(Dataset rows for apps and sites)
- - - - - - -

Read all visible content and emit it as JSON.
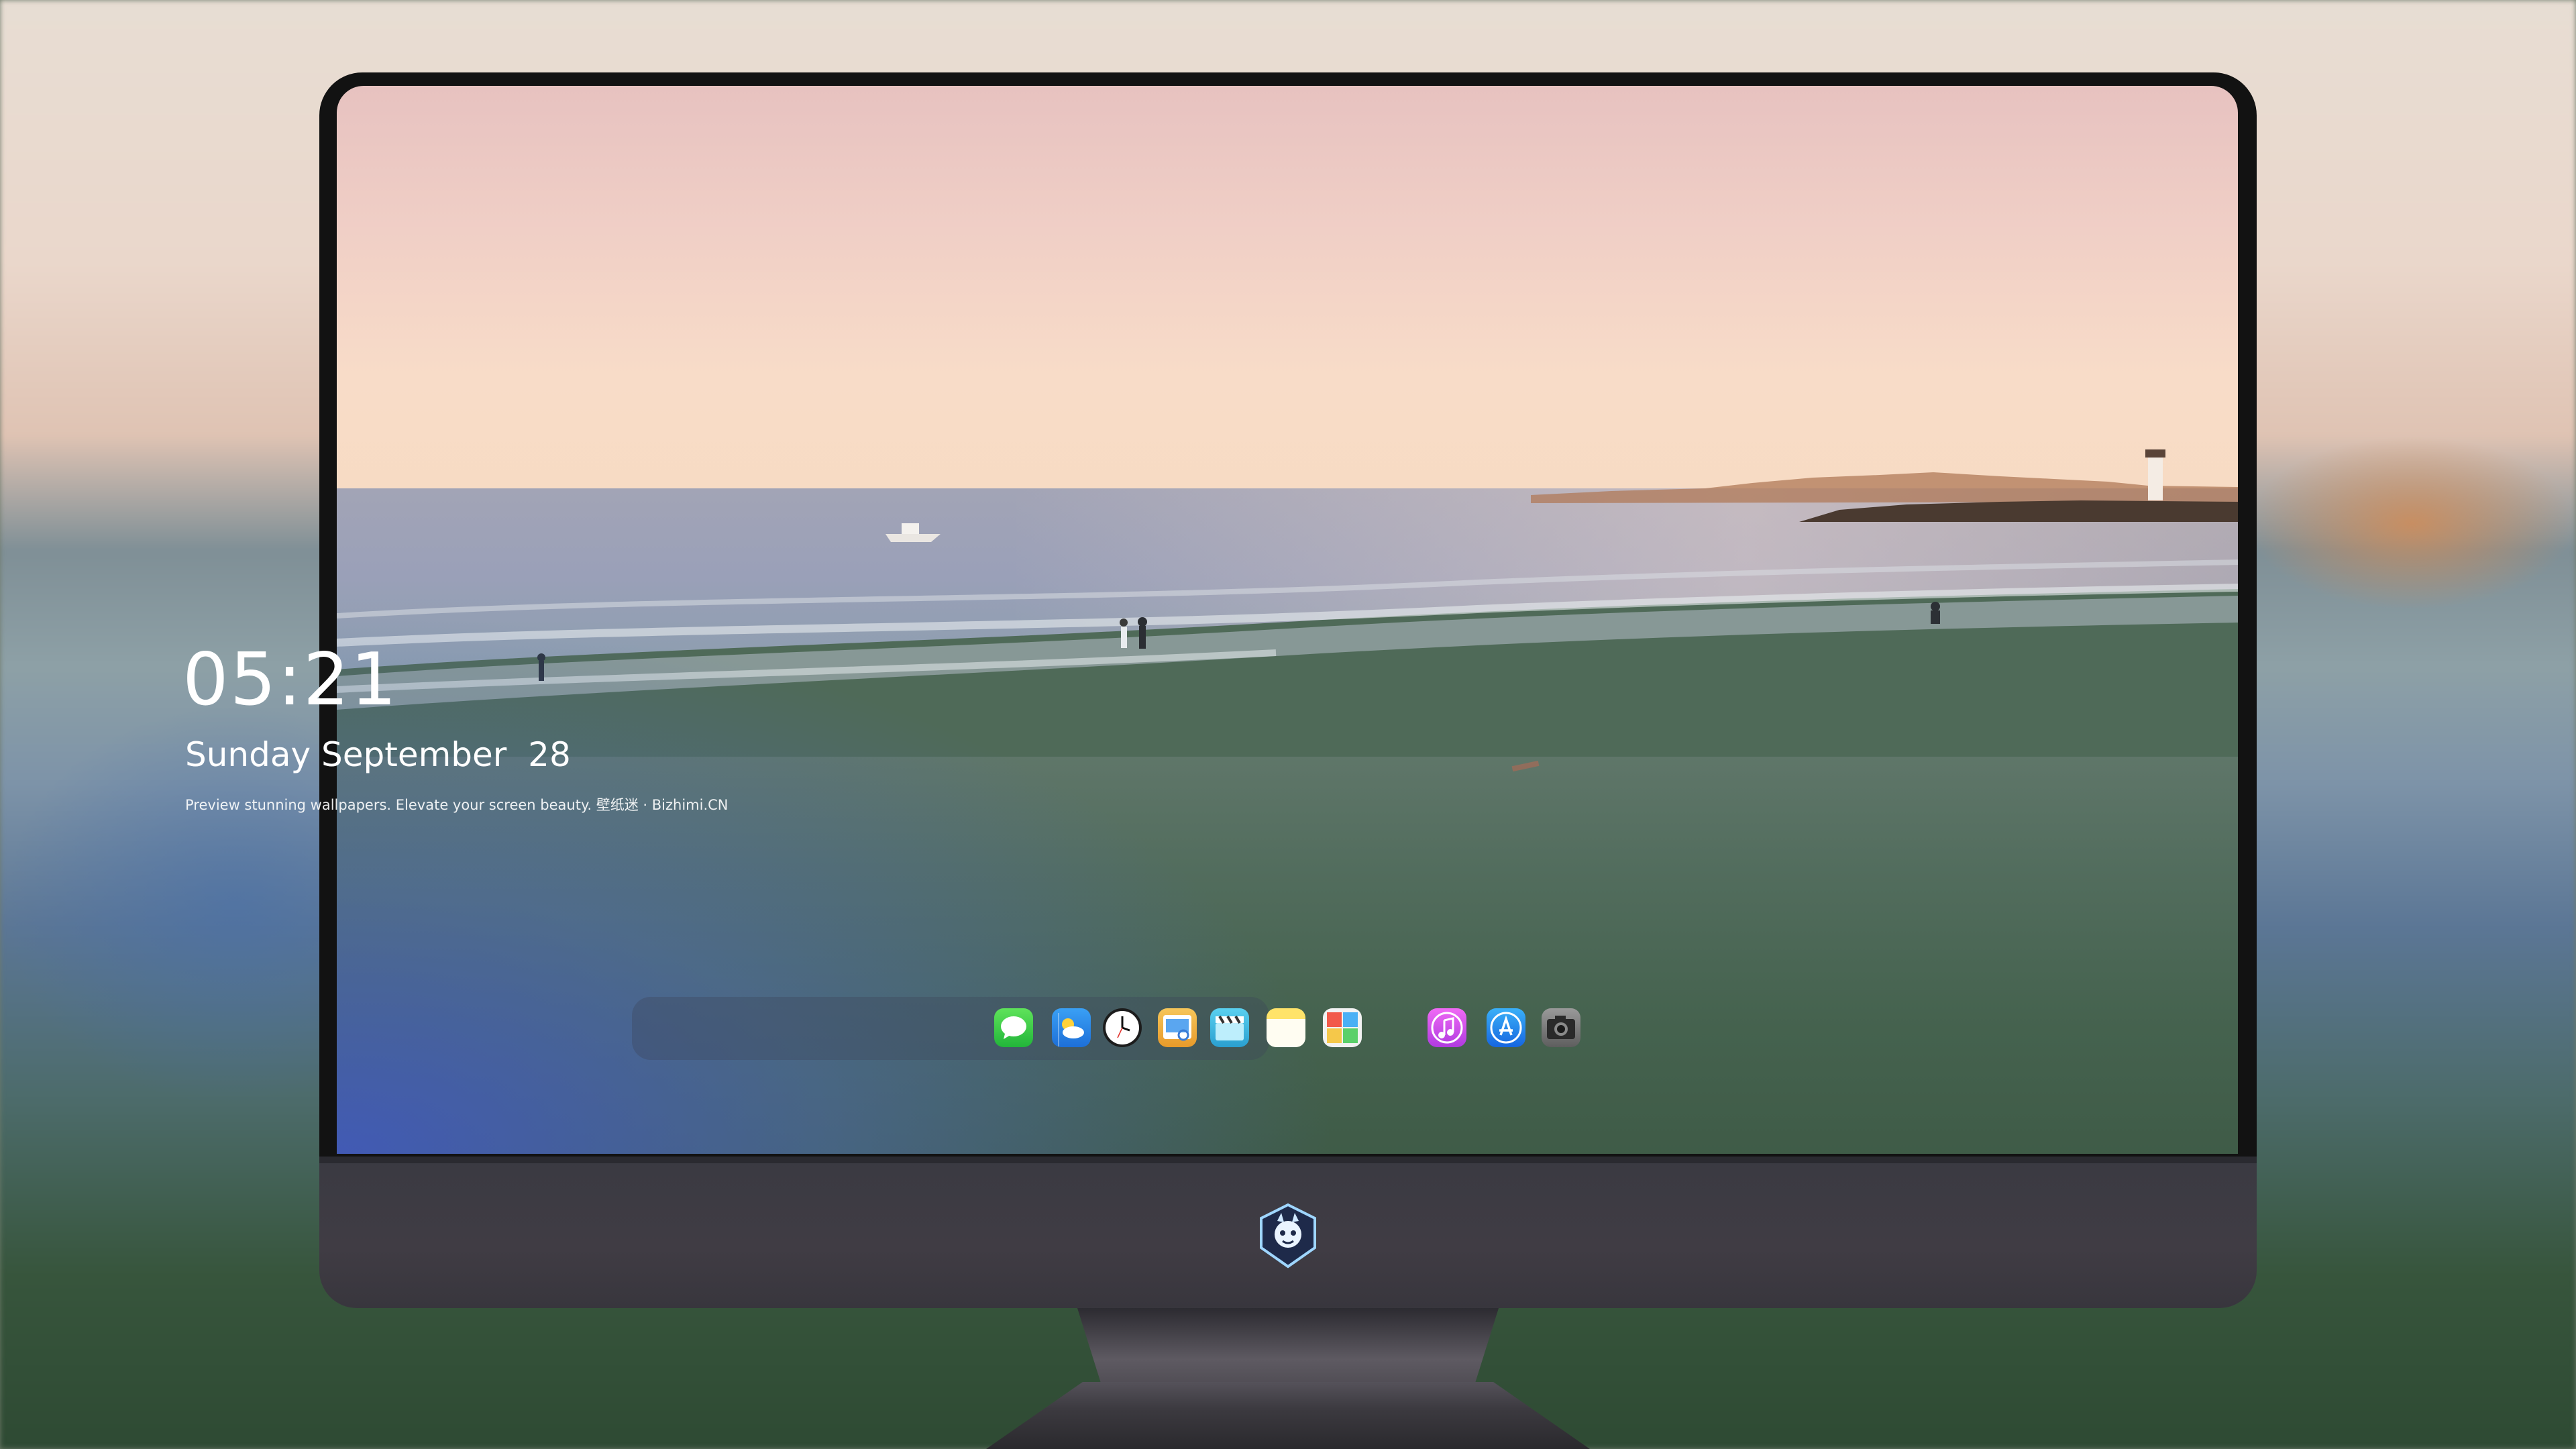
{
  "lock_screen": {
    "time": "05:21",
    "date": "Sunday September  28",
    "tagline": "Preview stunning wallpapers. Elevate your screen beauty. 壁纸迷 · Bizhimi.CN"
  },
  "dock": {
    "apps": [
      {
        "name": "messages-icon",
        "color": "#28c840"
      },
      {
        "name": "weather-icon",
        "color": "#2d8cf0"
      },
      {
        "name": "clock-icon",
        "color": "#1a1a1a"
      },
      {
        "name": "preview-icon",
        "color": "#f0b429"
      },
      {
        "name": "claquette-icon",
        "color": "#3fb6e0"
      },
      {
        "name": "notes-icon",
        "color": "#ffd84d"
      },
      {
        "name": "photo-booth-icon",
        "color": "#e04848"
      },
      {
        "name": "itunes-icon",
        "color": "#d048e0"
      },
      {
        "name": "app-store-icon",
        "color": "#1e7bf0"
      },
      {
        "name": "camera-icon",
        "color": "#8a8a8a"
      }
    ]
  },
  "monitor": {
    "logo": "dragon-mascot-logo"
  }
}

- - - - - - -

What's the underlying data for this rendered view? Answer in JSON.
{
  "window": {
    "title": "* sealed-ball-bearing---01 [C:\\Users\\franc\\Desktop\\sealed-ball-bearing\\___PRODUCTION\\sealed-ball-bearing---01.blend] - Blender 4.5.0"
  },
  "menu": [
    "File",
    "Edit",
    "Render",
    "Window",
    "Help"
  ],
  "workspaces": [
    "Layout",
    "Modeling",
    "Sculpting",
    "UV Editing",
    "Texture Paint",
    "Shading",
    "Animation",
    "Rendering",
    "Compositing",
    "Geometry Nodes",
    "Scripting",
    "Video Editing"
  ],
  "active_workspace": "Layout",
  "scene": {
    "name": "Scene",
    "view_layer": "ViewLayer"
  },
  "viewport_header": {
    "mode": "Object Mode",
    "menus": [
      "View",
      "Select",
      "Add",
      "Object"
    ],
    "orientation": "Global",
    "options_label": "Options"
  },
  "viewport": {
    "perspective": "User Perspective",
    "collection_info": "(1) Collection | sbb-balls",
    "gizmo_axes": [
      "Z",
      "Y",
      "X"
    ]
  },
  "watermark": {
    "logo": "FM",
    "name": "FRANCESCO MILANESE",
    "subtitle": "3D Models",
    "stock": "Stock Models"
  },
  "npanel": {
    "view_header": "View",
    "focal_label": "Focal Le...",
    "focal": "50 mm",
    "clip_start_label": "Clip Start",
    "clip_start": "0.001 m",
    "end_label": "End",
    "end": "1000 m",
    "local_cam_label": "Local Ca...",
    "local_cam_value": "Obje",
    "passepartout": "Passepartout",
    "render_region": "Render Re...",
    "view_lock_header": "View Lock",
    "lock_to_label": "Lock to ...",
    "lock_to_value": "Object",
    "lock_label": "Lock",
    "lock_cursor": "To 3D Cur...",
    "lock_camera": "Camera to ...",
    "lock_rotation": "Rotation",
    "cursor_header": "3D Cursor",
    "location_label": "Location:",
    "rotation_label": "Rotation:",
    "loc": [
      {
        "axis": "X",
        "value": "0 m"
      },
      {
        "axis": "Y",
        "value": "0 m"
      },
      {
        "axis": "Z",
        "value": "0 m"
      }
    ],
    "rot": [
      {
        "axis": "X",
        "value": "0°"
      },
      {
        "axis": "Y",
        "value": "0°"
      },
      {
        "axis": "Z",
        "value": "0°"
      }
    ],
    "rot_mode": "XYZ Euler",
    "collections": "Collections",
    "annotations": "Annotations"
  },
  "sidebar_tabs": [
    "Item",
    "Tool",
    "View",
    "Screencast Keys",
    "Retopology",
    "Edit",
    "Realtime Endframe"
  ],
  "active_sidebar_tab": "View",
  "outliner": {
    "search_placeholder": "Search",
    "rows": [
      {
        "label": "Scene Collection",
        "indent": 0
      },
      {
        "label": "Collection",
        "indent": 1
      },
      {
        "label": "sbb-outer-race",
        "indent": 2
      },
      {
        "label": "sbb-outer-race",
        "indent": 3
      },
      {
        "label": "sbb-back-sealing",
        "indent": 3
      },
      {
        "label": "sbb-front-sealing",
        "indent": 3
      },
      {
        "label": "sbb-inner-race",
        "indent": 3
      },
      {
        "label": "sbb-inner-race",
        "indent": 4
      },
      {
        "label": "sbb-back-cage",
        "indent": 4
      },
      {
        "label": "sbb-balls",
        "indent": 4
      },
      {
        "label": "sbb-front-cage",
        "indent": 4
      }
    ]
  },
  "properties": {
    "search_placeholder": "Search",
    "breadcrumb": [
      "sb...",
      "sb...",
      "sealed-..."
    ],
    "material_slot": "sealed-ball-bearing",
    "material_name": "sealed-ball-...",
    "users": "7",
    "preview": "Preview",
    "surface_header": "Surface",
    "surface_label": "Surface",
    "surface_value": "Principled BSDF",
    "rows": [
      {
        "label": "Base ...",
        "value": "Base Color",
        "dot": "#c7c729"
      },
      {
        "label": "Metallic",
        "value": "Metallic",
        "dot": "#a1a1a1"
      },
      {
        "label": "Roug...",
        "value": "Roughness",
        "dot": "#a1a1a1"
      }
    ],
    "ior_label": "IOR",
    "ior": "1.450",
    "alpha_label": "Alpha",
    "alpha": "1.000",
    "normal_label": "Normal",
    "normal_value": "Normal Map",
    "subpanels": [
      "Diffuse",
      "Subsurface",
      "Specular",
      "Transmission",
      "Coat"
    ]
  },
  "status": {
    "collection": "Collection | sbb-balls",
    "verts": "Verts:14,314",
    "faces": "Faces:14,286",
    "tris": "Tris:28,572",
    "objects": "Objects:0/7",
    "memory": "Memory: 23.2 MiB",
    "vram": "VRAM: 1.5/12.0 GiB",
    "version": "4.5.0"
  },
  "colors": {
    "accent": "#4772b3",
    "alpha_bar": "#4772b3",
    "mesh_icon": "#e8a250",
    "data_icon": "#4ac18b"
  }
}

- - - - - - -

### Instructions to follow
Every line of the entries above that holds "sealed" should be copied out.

### Exercise output
    "title": "* sealed-ball-bearing---01 [C:\\Users\\franc\\Desktop\\sealed-ball-bearing\\___PRODUCTION\\sealed-ball-bearing---01.blend] - Blender 4.5.0"
      "sealed-..."
    "material_slot": "sealed-ball-bearing",
    "material_name": "sealed-ball-...",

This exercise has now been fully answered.